(Website and app data records)
== == ==

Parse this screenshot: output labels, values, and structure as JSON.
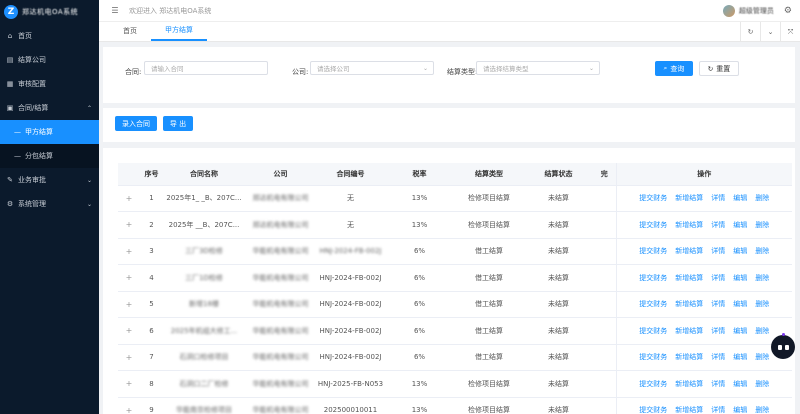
{
  "app": {
    "logo_letter": "Z",
    "logo_text": "郑达机电OA系统"
  },
  "sidebar": {
    "items": [
      {
        "label": "首页",
        "icon": "home-icon",
        "glyph": "⌂"
      },
      {
        "label": "结算公司",
        "icon": "doc-icon",
        "glyph": "▤"
      },
      {
        "label": "审核配置",
        "icon": "list-icon",
        "glyph": "▦"
      },
      {
        "label": "合同/结算",
        "icon": "contract-icon",
        "glyph": "▣",
        "expanded": true,
        "children": [
          {
            "label": "甲方结算",
            "active": true
          },
          {
            "label": "分包结算",
            "active": false
          }
        ]
      },
      {
        "label": "业务审批",
        "icon": "approve-icon",
        "glyph": "✎"
      },
      {
        "label": "系统管理",
        "icon": "gear-icon",
        "glyph": "⚙"
      }
    ]
  },
  "header": {
    "welcome": "欢迎进入 郑达机电OA系统",
    "username": "超级管理员"
  },
  "tabs": [
    {
      "label": "首页",
      "active": false
    },
    {
      "label": "甲方结算",
      "active": true
    }
  ],
  "search": {
    "contract_label": "合同:",
    "contract_placeholder": "请输入合同",
    "company_label": "公司:",
    "company_placeholder": "请选择公司",
    "type_label": "结算类型:",
    "type_placeholder": "请选择结算类型",
    "query_label": "查询",
    "reset_label": "重置"
  },
  "actions": {
    "import_label": "录入合同",
    "export_label": "导 出"
  },
  "table": {
    "headers": [
      "",
      "序号",
      "合同名称",
      "公司",
      "合同编号",
      "税率",
      "结算类型",
      "结算状态",
      "完",
      "操作"
    ],
    "ops": [
      "提交财务",
      "新增结算",
      "详情",
      "编辑",
      "删除"
    ],
    "rows": [
      {
        "idx": "1",
        "name": "2025年1_ _B、207C...",
        "company": "郑达机电有限公司",
        "code": "无",
        "tax": "13%",
        "type": "检修项目结算",
        "status": "未结算",
        "name_blur": false,
        "company_blur": true,
        "code_blur": false
      },
      {
        "idx": "2",
        "name": "2025年 __B、207C...",
        "company": "郑达机电有限公司",
        "code": "无",
        "tax": "13%",
        "type": "检修项目结算",
        "status": "未结算",
        "name_blur": false,
        "company_blur": true,
        "code_blur": false
      },
      {
        "idx": "3",
        "name": "三厂3D检修",
        "company": "华能机电有限公司",
        "code": "HNJ-2024-FB-002J",
        "tax": "6%",
        "type": "借工结算",
        "status": "未结算",
        "name_blur": true,
        "company_blur": true,
        "code_blur": true
      },
      {
        "idx": "4",
        "name": "三厂1D检修",
        "company": "华能机电有限公司",
        "code": "HNJ-2024-FB-002J",
        "tax": "6%",
        "type": "借工结算",
        "status": "未结算",
        "name_blur": true,
        "company_blur": true,
        "code_blur": false
      },
      {
        "idx": "5",
        "name": "新增18楼",
        "company": "华能机电有限公司",
        "code": "HNJ-2024-FB-002J",
        "tax": "6%",
        "type": "借工结算",
        "status": "未结算",
        "name_blur": true,
        "company_blur": true,
        "code_blur": false
      },
      {
        "idx": "6",
        "name": "2025年机组大修工...",
        "company": "华能机电有限公司",
        "code": "HNJ-2024-FB-002J",
        "tax": "6%",
        "type": "借工结算",
        "status": "未结算",
        "name_blur": true,
        "company_blur": true,
        "code_blur": false
      },
      {
        "idx": "7",
        "name": "石洞口检修项目",
        "company": "华能机电有限公司",
        "code": "HNJ-2024-FB-002J",
        "tax": "6%",
        "type": "借工结算",
        "status": "未结算",
        "name_blur": true,
        "company_blur": true,
        "code_blur": false
      },
      {
        "idx": "8",
        "name": "石洞口二厂检修",
        "company": "华能机电有限公司",
        "code": "HNJ-2025-FB-N053",
        "tax": "13%",
        "type": "检修项目结算",
        "status": "未结算",
        "name_blur": true,
        "company_blur": true,
        "code_blur": false
      },
      {
        "idx": "9",
        "name": "华能南京检修项目",
        "company": "华能机电有限公司",
        "code": "202500010011",
        "tax": "13%",
        "type": "检修项目结算",
        "status": "未结算",
        "name_blur": true,
        "company_blur": true,
        "code_blur": false
      }
    ]
  },
  "colors": {
    "primary": "#1890ff",
    "sidebar_bg": "#0b1a2c",
    "sidebar_active": "#1890ff"
  }
}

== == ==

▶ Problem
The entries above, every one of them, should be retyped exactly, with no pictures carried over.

▶ Reply to the task
Parse this screenshot: output labels, values, and structure as JSON.
{
  "app": {
    "logo_letter": "Z",
    "logo_text": "郑达机电OA系统"
  },
  "sidebar": {
    "items": [
      {
        "label": "首页",
        "icon": "home-icon",
        "glyph": "⌂"
      },
      {
        "label": "结算公司",
        "icon": "doc-icon",
        "glyph": "▤"
      },
      {
        "label": "审核配置",
        "icon": "list-icon",
        "glyph": "▦"
      },
      {
        "label": "合同/结算",
        "icon": "contract-icon",
        "glyph": "▣",
        "expanded": true,
        "children": [
          {
            "label": "甲方结算",
            "active": true
          },
          {
            "label": "分包结算",
            "active": false
          }
        ]
      },
      {
        "label": "业务审批",
        "icon": "approve-icon",
        "glyph": "✎"
      },
      {
        "label": "系统管理",
        "icon": "gear-icon",
        "glyph": "⚙"
      }
    ]
  },
  "header": {
    "welcome": "欢迎进入 郑达机电OA系统",
    "username": "超级管理员"
  },
  "tabs": [
    {
      "label": "首页",
      "active": false
    },
    {
      "label": "甲方结算",
      "active": true
    }
  ],
  "search": {
    "contract_label": "合同:",
    "contract_placeholder": "请输入合同",
    "company_label": "公司:",
    "company_placeholder": "请选择公司",
    "type_label": "结算类型:",
    "type_placeholder": "请选择结算类型",
    "query_label": "查询",
    "reset_label": "重置"
  },
  "actions": {
    "import_label": "录入合同",
    "export_label": "导 出"
  },
  "table": {
    "headers": [
      "",
      "序号",
      "合同名称",
      "公司",
      "合同编号",
      "税率",
      "结算类型",
      "结算状态",
      "完",
      "操作"
    ],
    "ops": [
      "提交财务",
      "新增结算",
      "详情",
      "编辑",
      "删除"
    ],
    "rows": [
      {
        "idx": "1",
        "name": "2025年1_ _B、207C...",
        "company": "郑达机电有限公司",
        "code": "无",
        "tax": "13%",
        "type": "检修项目结算",
        "status": "未结算",
        "name_blur": false,
        "company_blur": true,
        "code_blur": false
      },
      {
        "idx": "2",
        "name": "2025年 __B、207C...",
        "company": "郑达机电有限公司",
        "code": "无",
        "tax": "13%",
        "type": "检修项目结算",
        "status": "未结算",
        "name_blur": false,
        "company_blur": true,
        "code_blur": false
      },
      {
        "idx": "3",
        "name": "三厂3D检修",
        "company": "华能机电有限公司",
        "code": "HNJ-2024-FB-002J",
        "tax": "6%",
        "type": "借工结算",
        "status": "未结算",
        "name_blur": true,
        "company_blur": true,
        "code_blur": true
      },
      {
        "idx": "4",
        "name": "三厂1D检修",
        "company": "华能机电有限公司",
        "code": "HNJ-2024-FB-002J",
        "tax": "6%",
        "type": "借工结算",
        "status": "未结算",
        "name_blur": true,
        "company_blur": true,
        "code_blur": false
      },
      {
        "idx": "5",
        "name": "新增18楼",
        "company": "华能机电有限公司",
        "code": "HNJ-2024-FB-002J",
        "tax": "6%",
        "type": "借工结算",
        "status": "未结算",
        "name_blur": true,
        "company_blur": true,
        "code_blur": false
      },
      {
        "idx": "6",
        "name": "2025年机组大修工...",
        "company": "华能机电有限公司",
        "code": "HNJ-2024-FB-002J",
        "tax": "6%",
        "type": "借工结算",
        "status": "未结算",
        "name_blur": true,
        "company_blur": true,
        "code_blur": false
      },
      {
        "idx": "7",
        "name": "石洞口检修项目",
        "company": "华能机电有限公司",
        "code": "HNJ-2024-FB-002J",
        "tax": "6%",
        "type": "借工结算",
        "status": "未结算",
        "name_blur": true,
        "company_blur": true,
        "code_blur": false
      },
      {
        "idx": "8",
        "name": "石洞口二厂检修",
        "company": "华能机电有限公司",
        "code": "HNJ-2025-FB-N053",
        "tax": "13%",
        "type": "检修项目结算",
        "status": "未结算",
        "name_blur": true,
        "company_blur": true,
        "code_blur": false
      },
      {
        "idx": "9",
        "name": "华能南京检修项目",
        "company": "华能机电有限公司",
        "code": "202500010011",
        "tax": "13%",
        "type": "检修项目结算",
        "status": "未结算",
        "name_blur": true,
        "company_blur": true,
        "code_blur": false
      }
    ]
  },
  "colors": {
    "primary": "#1890ff",
    "sidebar_bg": "#0b1a2c",
    "sidebar_active": "#1890ff"
  }
}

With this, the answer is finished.